I played thinking it might be a useful exercise in load balancing and the cost benefits of investing in employee education and well being -which wasn't exactly what the game's creator had in mind. It was difficult to attempt to do a sincere job of it because the rhetoric and examples were so over the top as to be offensive to anyone's intelligence and credulity. If you want to affect change, you can't use the same rhetoric on the opposing camp that you use when preaching to your choir. Which is not to say the game won't be popular (not to be confused with generating effective change). The game would have been far more effective at generating positive change by showing cost and profit benefits were led by investing in workers in meaningful ways.
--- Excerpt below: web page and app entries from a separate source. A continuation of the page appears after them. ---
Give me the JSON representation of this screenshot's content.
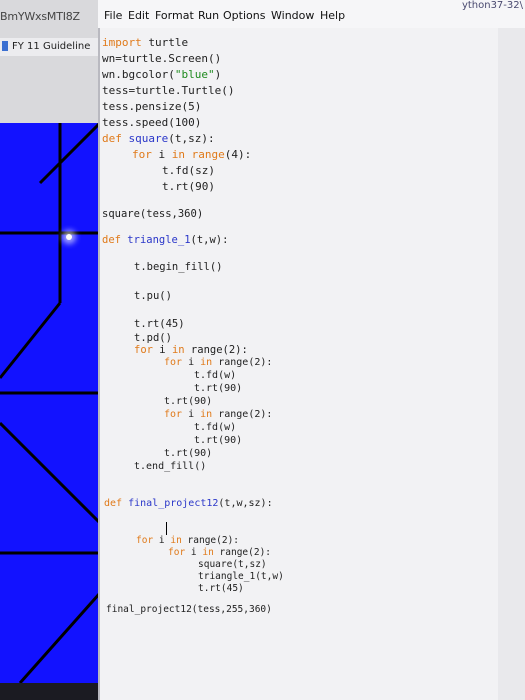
{
  "window": {
    "left_title": "BmYWxsMTI8Z",
    "top_right_text": "ython37-32\\"
  },
  "menubar": {
    "file": "File",
    "edit": "Edit",
    "format": "Format",
    "run": "Run",
    "options": "Options",
    "window": "Window",
    "help": "Help"
  },
  "left_tab": {
    "label": "FY 11 Guideline"
  },
  "colors": {
    "canvas_blue": "#1212ff",
    "keyword_orange": "#e07a1a",
    "definition_blue": "#2b37c9",
    "string_green": "#1e8a1e"
  },
  "code": {
    "l1_kw": "import",
    "l1_rest": " turtle",
    "l2": "wn=turtle.Screen()",
    "l3_a": "wn.bgcolor(",
    "l3_str": "\"blue\"",
    "l3_b": ")",
    "l4": "tess=turtle.Turtle()",
    "l5": "tess.pensize(5)",
    "l6": "tess.speed(100)",
    "l7_kw": "def",
    "l7_fn": "square",
    "l7_rest": "(t,sz):",
    "l8_kw1": "for",
    "l8_a": " i ",
    "l8_kw2": "in",
    "l8_kw3": "range",
    "l8_b": "(4):",
    "l9": "t.fd(sz)",
    "l10": "t.rt(90)",
    "l11": "square(tess,360)",
    "l12_kw": "def",
    "l12_fn": "triangle_1",
    "l12_rest": "(t,w):",
    "l13": "t.begin_fill()",
    "l14": "t.pu()",
    "l15": "t.rt(45)",
    "l16": "t.pd()",
    "l17_kw1": "for",
    "l17_a": " i ",
    "l17_kw2": "in",
    "l17_kw3": "range",
    "l17_b": "(2):",
    "l18_kw1": "for",
    "l18_a": " i ",
    "l18_kw2": "in",
    "l18_kw3": "range",
    "l18_b": "(2):",
    "l19": "t.fd(w)",
    "l20": "t.rt(90)",
    "l21": "t.rt(90)",
    "l22_kw1": "for",
    "l22_a": " i ",
    "l22_kw2": "in",
    "l22_kw3": "range",
    "l22_b": "(2):",
    "l23": "t.fd(w)",
    "l24": "t.rt(90)",
    "l25": "t.rt(90)",
    "l26": "t.end_fill()",
    "l27_kw": "def",
    "l27_fn": "final_project12",
    "l27_rest": "(t,w,sz):",
    "l28_kw1": "for",
    "l28_a": " i ",
    "l28_kw2": "in",
    "l28_kw3": "range",
    "l28_b": "(2):",
    "l29_kw1": "for",
    "l29_a": " i ",
    "l29_kw2": "in",
    "l29_kw3": "range",
    "l29_b": "(2):",
    "l30": "square(t,sz)",
    "l31": "triangle_1(t,w)",
    "l32": "t.rt(45)",
    "l33": "final_project12(tess,255,360)"
  }
}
Lucia Mors has published a new pattern book, Patternmaking in Practice: A Step by Step Guide (my review of her previous book). A departure from US textbooks, this title isn't as overwhelming with competing style options. The basic pattern is developed via draping and copiously illustrated step by step with large clear photos. Further along in the text, drafting a block from measures is also shown. Plenty of instruction is provided for the sleeve drafting process. I'm partial to this style of sleeve development which seems to be common in all drafting books, save those published in the US. ~sigh~
There are only a few styles in the book (two skirts and two dresses) but these are covered in great depth. Specifically, developing a complete pattern from the block -to include facings and linings-, cutting, fitting and sewing the whole garment start to finish. It's refreshing to follow style development from the beginning through finished product. And of course, that few pattern books show any sewing at all, this book provides comprehensive grounding and context.
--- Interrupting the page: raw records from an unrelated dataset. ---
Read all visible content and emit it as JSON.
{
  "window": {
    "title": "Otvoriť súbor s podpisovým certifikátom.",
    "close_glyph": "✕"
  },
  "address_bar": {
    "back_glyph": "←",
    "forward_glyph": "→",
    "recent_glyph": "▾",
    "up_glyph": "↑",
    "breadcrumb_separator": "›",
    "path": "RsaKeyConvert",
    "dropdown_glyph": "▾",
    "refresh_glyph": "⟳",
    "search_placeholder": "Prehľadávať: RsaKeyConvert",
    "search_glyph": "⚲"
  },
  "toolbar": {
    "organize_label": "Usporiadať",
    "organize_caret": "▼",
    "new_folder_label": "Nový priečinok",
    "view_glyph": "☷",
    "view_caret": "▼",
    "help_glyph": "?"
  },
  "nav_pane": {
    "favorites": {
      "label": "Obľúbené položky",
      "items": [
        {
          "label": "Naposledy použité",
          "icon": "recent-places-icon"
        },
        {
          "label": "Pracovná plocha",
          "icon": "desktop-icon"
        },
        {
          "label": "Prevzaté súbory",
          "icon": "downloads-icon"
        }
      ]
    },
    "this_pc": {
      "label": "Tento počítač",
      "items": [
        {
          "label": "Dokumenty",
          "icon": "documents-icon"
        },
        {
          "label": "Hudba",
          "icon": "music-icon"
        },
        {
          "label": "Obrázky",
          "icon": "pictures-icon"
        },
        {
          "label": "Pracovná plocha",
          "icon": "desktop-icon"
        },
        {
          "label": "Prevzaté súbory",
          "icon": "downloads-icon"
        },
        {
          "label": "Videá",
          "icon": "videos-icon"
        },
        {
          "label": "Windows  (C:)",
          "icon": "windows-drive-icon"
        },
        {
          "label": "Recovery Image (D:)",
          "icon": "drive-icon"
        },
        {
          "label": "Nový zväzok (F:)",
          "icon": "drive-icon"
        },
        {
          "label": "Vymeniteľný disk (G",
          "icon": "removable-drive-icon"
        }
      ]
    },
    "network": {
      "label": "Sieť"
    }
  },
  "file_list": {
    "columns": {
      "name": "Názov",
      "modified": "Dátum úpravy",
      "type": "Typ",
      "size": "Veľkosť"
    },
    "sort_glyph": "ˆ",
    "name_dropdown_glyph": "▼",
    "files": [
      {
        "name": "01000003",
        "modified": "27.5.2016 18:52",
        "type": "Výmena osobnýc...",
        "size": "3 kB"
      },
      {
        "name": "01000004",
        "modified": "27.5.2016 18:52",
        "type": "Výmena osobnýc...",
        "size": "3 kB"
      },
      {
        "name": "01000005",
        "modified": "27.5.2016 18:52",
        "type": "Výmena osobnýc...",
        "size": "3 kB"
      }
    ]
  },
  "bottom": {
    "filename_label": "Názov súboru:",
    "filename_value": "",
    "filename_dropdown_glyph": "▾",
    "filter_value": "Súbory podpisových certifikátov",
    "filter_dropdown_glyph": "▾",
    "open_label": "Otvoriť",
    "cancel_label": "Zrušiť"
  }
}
Today we have a guest entry from Jasmin Wilkins who lives in Wellington New Zealand -which is fortuitous for us as you'll see. Jasmin is a long time enthusiast member of our forum who works as a project manager. Like many F-I regulars, she's no intellectual slouch (a background in physics and math) rounded with a broad appreciation of artistry. I really enjoyed Jasmin's review and hope you will too.
I’ve been very interested in the conversations around zero or minimum waste, and thought other readers might be interested in my impressions of the Making Fashion Without Making Waste Yield Exhibition I attended at the Dowse Museum in New Zealand. The exhibition consists of thirteen works, displayed in four groups. Each work has a description of the design ethos, an image of the pattern used, and (luckily for you!), linked online content. All the patterns for these garments can be viewed on site. The Dowse kindly provide WiFi and smartphone readable 2D scannable links with each work to enable access to the online content – you can get to the homepage to join in the journey. There is also a facebook page.
As a whole, one of the first things that struck me about the exhibition is the variety of thoughts behind the designs, and how many questions were posed by the way works were juxtaposed.